Guilty As Recharged
This labeling on this countertop battery recycling bin from Hong Kong states they only accept rechargeable batteries. That’s a shame, since non-rechargeable batteries are much more likely to be disposed of. Don’t folks buy rechargeable batteries so they can reuse them instead of tossing them out? Something smells fishy here, and it’s not the seafood market around the corner. Well, not JUST the market. (image via Kevin Lau)
Recycle Today, Recharge Tomorrow
The message is a bit fuzzy but what UniROSS seems to be saying is: recycle your non-rechargeable batteries by depositing them in this Johannesburg, SA bin, and next time buy rechargeable batteries from UNiROSS, “the rechargeable specialists”. What happens when your rechargeable batteries no longer hold a charge? Bring ’em to Hong Kong? (image via ICT4D.at)
A Series of Tubes
We’d all like to make a difference, it’s only human. We’d also like to see the difference we’re making – that’s also part of being human – and these transparent battery recycling tubes in Perth, Scotland perfectly capture our need to DO good and SEE the good we do. Is that clear?

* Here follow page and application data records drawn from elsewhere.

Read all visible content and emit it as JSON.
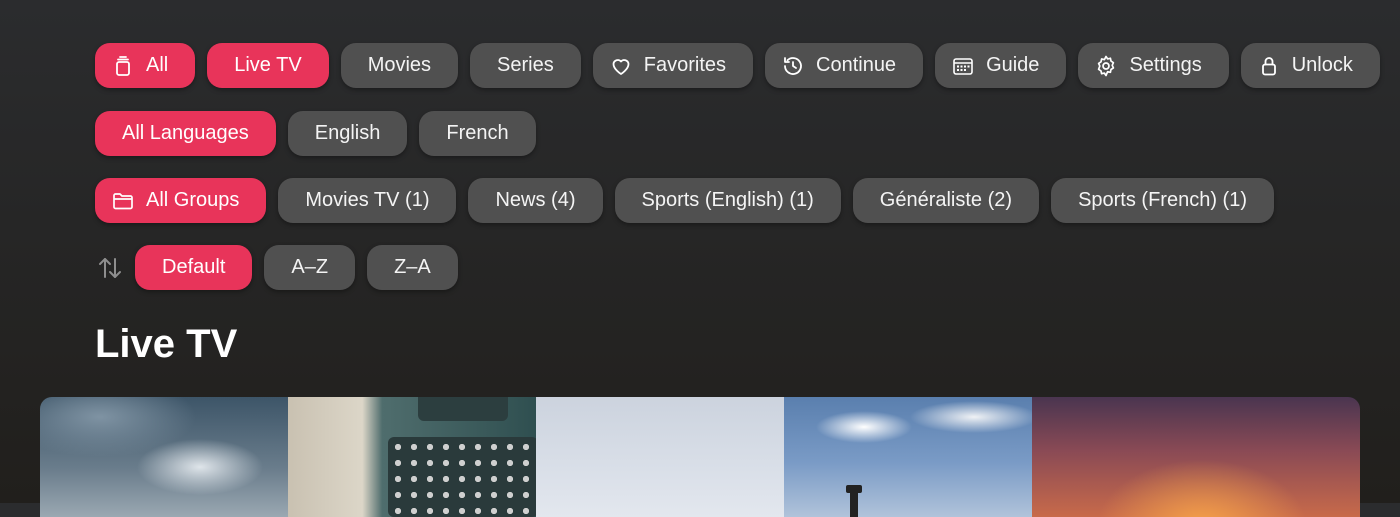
{
  "filters": {
    "type": [
      {
        "label": "All",
        "icon": "trash-icon",
        "active": true
      },
      {
        "label": "Live TV",
        "icon": "",
        "active": true
      },
      {
        "label": "Movies",
        "icon": "",
        "active": false
      },
      {
        "label": "Series",
        "icon": "",
        "active": false
      },
      {
        "label": "Favorites",
        "icon": "heart-icon",
        "active": false
      },
      {
        "label": "Continue",
        "icon": "history-icon",
        "active": false
      },
      {
        "label": "Guide",
        "icon": "calendar-icon",
        "active": false
      },
      {
        "label": "Settings",
        "icon": "gear-icon",
        "active": false
      },
      {
        "label": "Unlock",
        "icon": "lock-icon",
        "active": false
      }
    ],
    "languages": [
      {
        "label": "All Languages",
        "active": true
      },
      {
        "label": "English",
        "active": false
      },
      {
        "label": "French",
        "active": false
      }
    ],
    "groups": [
      {
        "label": "All Groups",
        "icon": "folder-icon",
        "active": true
      },
      {
        "label": "Movies TV (1)",
        "active": false
      },
      {
        "label": "News (4)",
        "active": false
      },
      {
        "label": "Sports (English) (1)",
        "active": false
      },
      {
        "label": "Généraliste (2)",
        "active": false
      },
      {
        "label": "Sports (French) (1)",
        "active": false
      }
    ],
    "sort": {
      "icon": "sort-arrows-icon",
      "options": [
        {
          "label": "Default",
          "active": true
        },
        {
          "label": "A–Z",
          "active": false
        },
        {
          "label": "Z–A",
          "active": false
        }
      ]
    }
  },
  "section": {
    "title": "Live TV"
  },
  "channels": [
    {
      "thumb": "cloudy-sky"
    },
    {
      "thumb": "typewriter"
    },
    {
      "thumb": "pale-sky"
    },
    {
      "thumb": "lamp-post-sky"
    },
    {
      "thumb": "sunset"
    }
  ],
  "colors": {
    "accent": "#e8345a",
    "chip": "#505050",
    "background": "#2b2c2e"
  }
}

Maybe not as clear as these tubular battery bins but at least we’re trying. (image via Ninian Reid)
Be Best? Be Better!
Wow, Best Buy’s into recycling in a big way – literally! This jumbo jack-of-all-trades recycling bin offers an amazing EIGHT receptacles for (from left to right) gift cards, plastic bags, remotes & controllers, rechargeable batteries, ink & toner cartridges, more ink & toner cartridges, wires cords & cables, and… more wires cords & cables. Hmm, what’s wrong with this picture?
Two things stand out, and not in a good way: first off, there are actually SIX designated bins, not eight. Even if Best Buy customers are REALLY into recycling printer cartridges and cables, one bin opening for each would do just fine. Second, why are only rechargeable batteries accepted? We’re guessing people dispose of non-rechargeable batteries much more often than they dump wires and cables. (images via Jason Tester Guerrilla Future)
So TIL that India, the world’s second-most populous nation (over 1.35 billion in 2018), does not have a recycling facility for batteries… or at least that was the case in mid-2009, when the photo above was taken. That said, at least they’re taking used batteries over the mountains and out to a desert to be buried “respectably”… whatever that means. Denizens of that desert ecosystem might not be feeling too respected by this policy but that’s OK, there aren’t any water sources there. It’s not like plants, animals and people need water, right? (image via Kiran Jonnalagadda)
Is your mean green electric machine running on empty? Check out Plug This: 8 International EV Charging Station Signs!ï»¿